» PROBLEM REQUIREMENTS: If a line of the records contains the string "icon", copy it out.

---- RECORDS SHOWN

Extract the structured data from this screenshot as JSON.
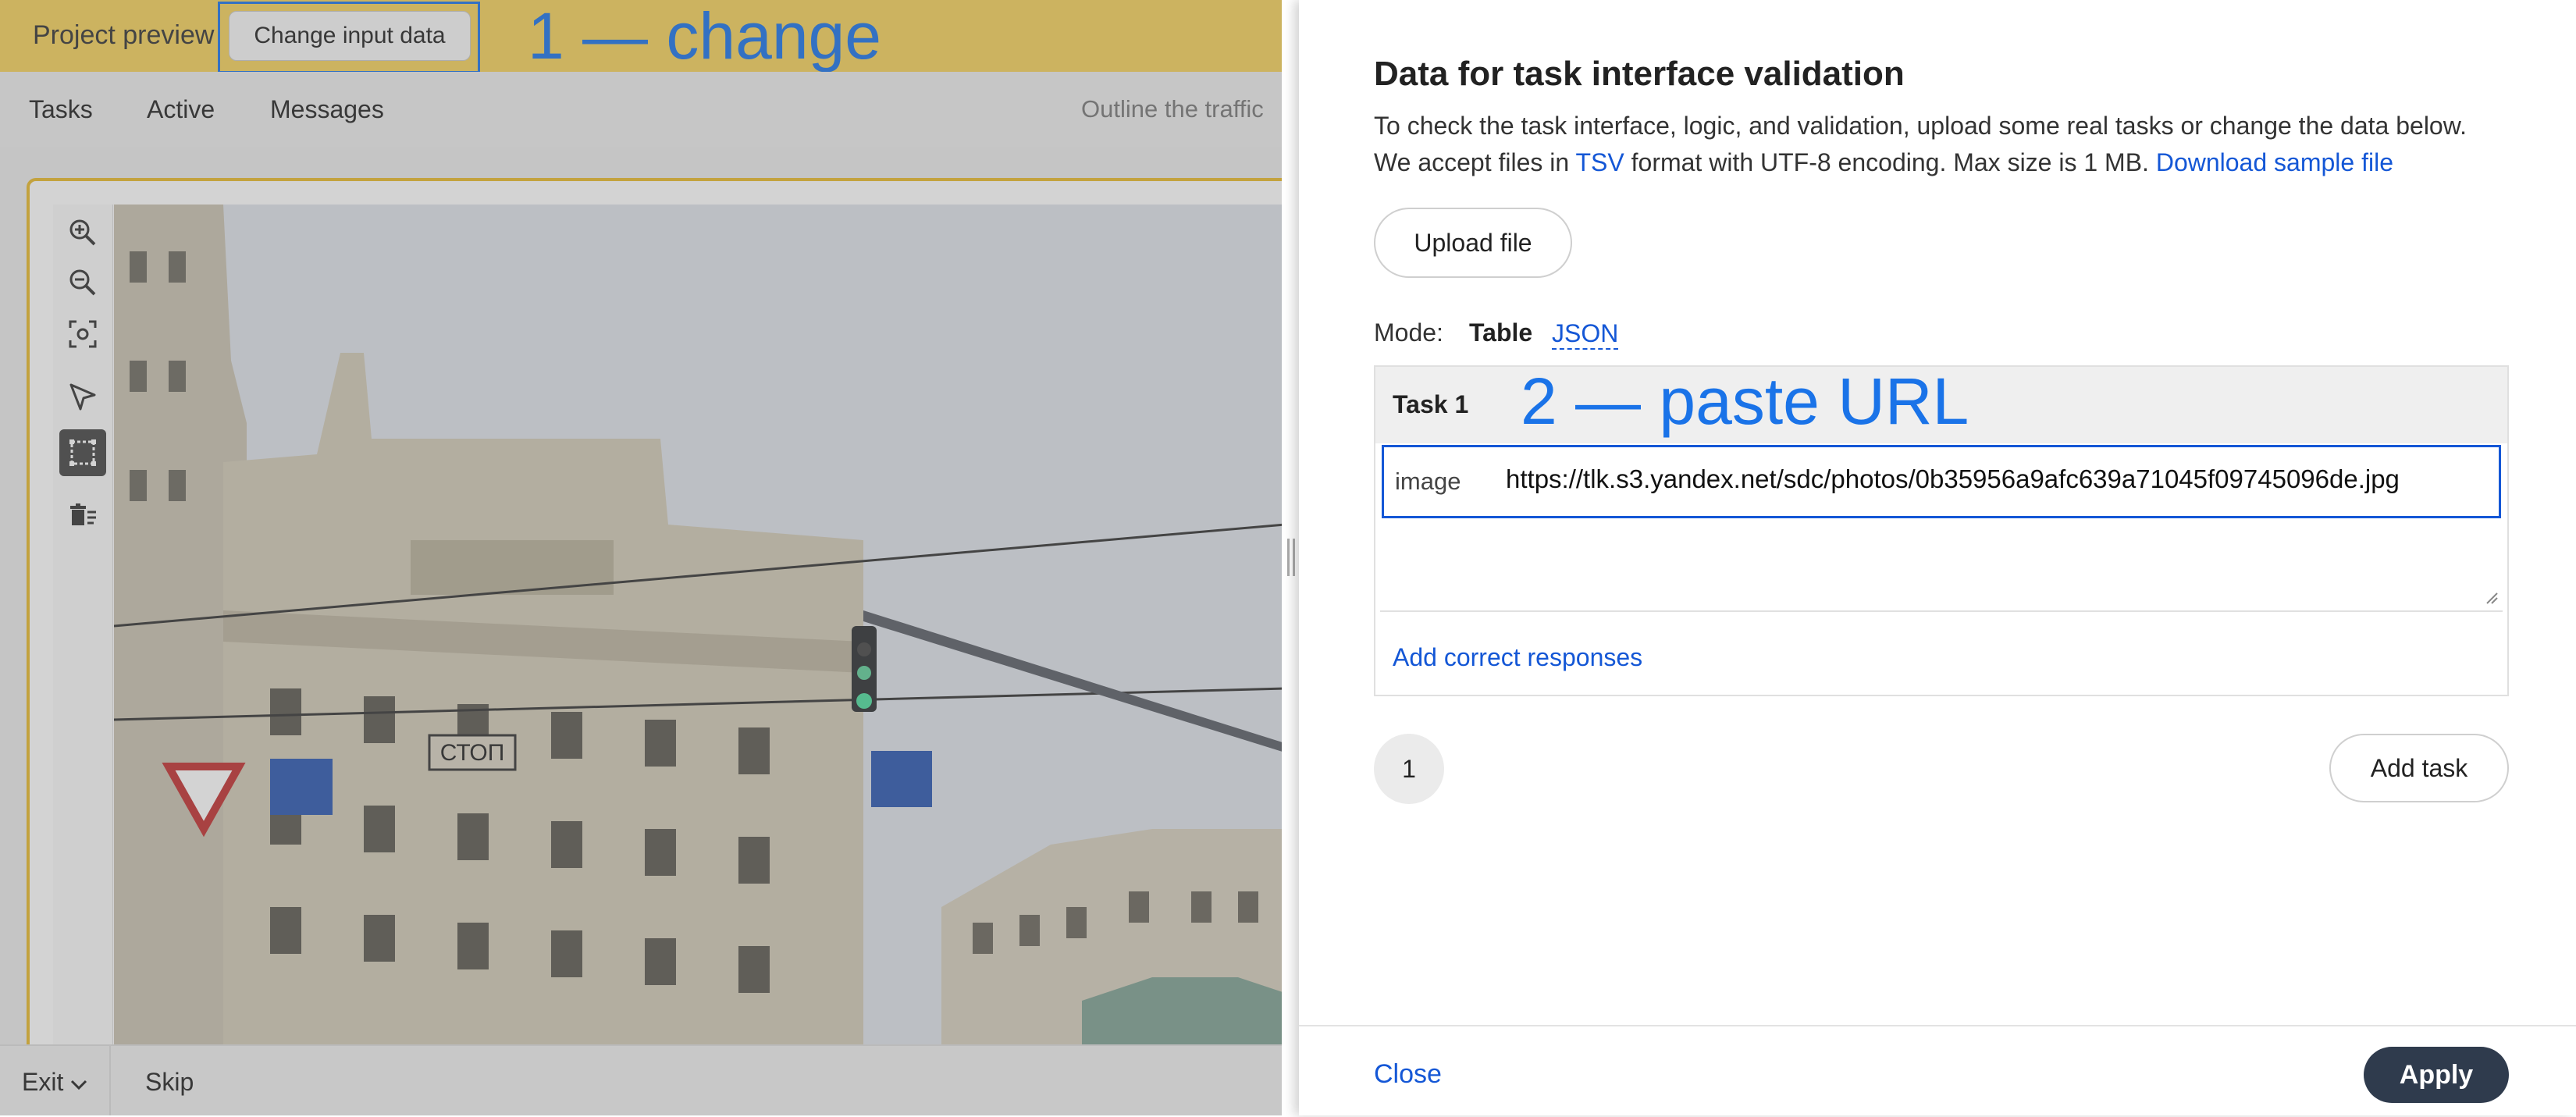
{
  "preview": {
    "project_label": "Project preview",
    "change_button": "Change input data",
    "annotation_1": "1 — change",
    "nav": [
      "Tasks",
      "Active",
      "Messages"
    ],
    "instruction_fragment": "Outline the traffic",
    "photo_sign_text": "СТОП",
    "tools": [
      "zoom-in-icon",
      "zoom-out-icon",
      "fit-to-screen-icon",
      "select-pointer-icon",
      "rectangle-tool-icon",
      "delete-all-icon"
    ],
    "footer": {
      "exit": "Exit",
      "skip": "Skip"
    }
  },
  "panel": {
    "title": "Data for task interface validation",
    "desc_line1": "To check the task interface, logic, and validation, upload some real tasks or change the data below.",
    "desc_line2_pre": "We accept files in ",
    "desc_tsv": "TSV",
    "desc_line2_post": " format with UTF-8 encoding. Max size is 1 MB. ",
    "desc_download": "Download sample file",
    "upload_button": "Upload file",
    "mode_label": "Mode:",
    "mode_table": "Table",
    "mode_json": "JSON",
    "task": {
      "title": "Task 1",
      "annotation_2": "2 — paste URL",
      "field_label": "image",
      "field_value": "https://tlk.s3.yandex.net/sdc/photos/0b35956a9afc639a71045f09745096de.jpg",
      "add_correct": "Add correct responses"
    },
    "page_number": "1",
    "add_task_button": "Add task",
    "close_button": "Close",
    "apply_button": "Apply"
  },
  "colors": {
    "accent": "#1457d6",
    "annotation": "#1a73e8",
    "topbar": "#f5d25b",
    "apply": "#2f3b4d"
  }
}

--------

» TASK SOLUTION:
      "zoom-in-icon",
      "zoom-out-icon",
      "fit-to-screen-icon",
      "select-pointer-icon",
      "rectangle-tool-icon",
      "delete-all-icon"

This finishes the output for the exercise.